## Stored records
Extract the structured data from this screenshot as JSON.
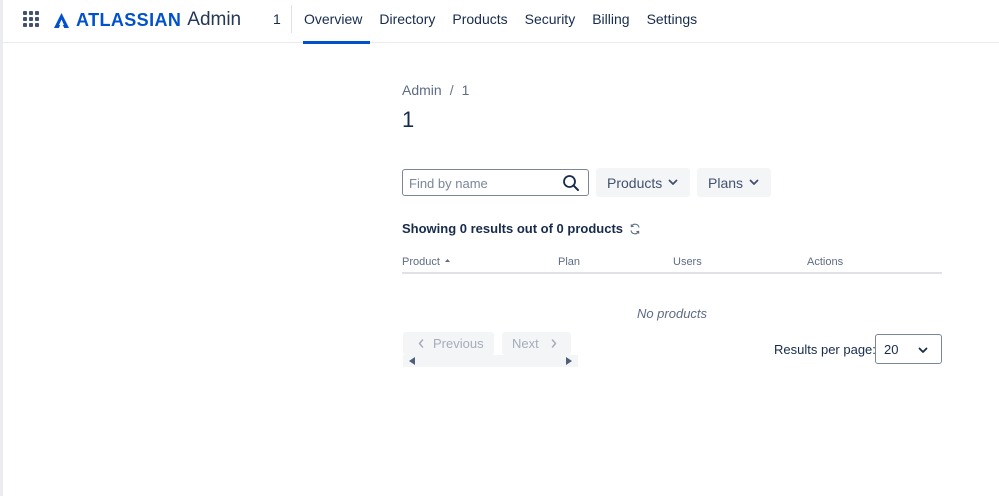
{
  "brand": {
    "wordmark": "ATLASSIAN",
    "product": "Admin",
    "accent_color": "#0052cc"
  },
  "org": {
    "name": "1"
  },
  "nav": {
    "tabs": [
      {
        "label": "Overview",
        "active": true
      },
      {
        "label": "Directory"
      },
      {
        "label": "Products"
      },
      {
        "label": "Security"
      },
      {
        "label": "Billing"
      },
      {
        "label": "Settings"
      }
    ]
  },
  "breadcrumb": {
    "root": "Admin",
    "separator": "/",
    "current": "1"
  },
  "page": {
    "title": "1"
  },
  "filters": {
    "search_placeholder": "Find by name",
    "search_value": "",
    "products_label": "Products",
    "plans_label": "Plans"
  },
  "results": {
    "summary": "Showing 0 results out of 0 products"
  },
  "table": {
    "columns": [
      "Product",
      "Plan",
      "Users",
      "Actions"
    ],
    "sorted_column": "Product",
    "empty_message": "No products"
  },
  "pagination": {
    "previous_label": "Previous",
    "next_label": "Next",
    "results_per_page_label": "Results per page:",
    "results_per_page_value": "20"
  }
}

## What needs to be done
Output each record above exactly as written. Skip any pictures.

## Task result
Extract the structured data from this screenshot as JSON.
{
  "brand": {
    "wordmark": "ATLASSIAN",
    "product": "Admin",
    "accent_color": "#0052cc"
  },
  "org": {
    "name": "1"
  },
  "nav": {
    "tabs": [
      {
        "label": "Overview",
        "active": true
      },
      {
        "label": "Directory"
      },
      {
        "label": "Products"
      },
      {
        "label": "Security"
      },
      {
        "label": "Billing"
      },
      {
        "label": "Settings"
      }
    ]
  },
  "breadcrumb": {
    "root": "Admin",
    "separator": "/",
    "current": "1"
  },
  "page": {
    "title": "1"
  },
  "filters": {
    "search_placeholder": "Find by name",
    "search_value": "",
    "products_label": "Products",
    "plans_label": "Plans"
  },
  "results": {
    "summary": "Showing 0 results out of 0 products"
  },
  "table": {
    "columns": [
      "Product",
      "Plan",
      "Users",
      "Actions"
    ],
    "sorted_column": "Product",
    "empty_message": "No products"
  },
  "pagination": {
    "previous_label": "Previous",
    "next_label": "Next",
    "results_per_page_label": "Results per page:",
    "results_per_page_value": "20"
  }
}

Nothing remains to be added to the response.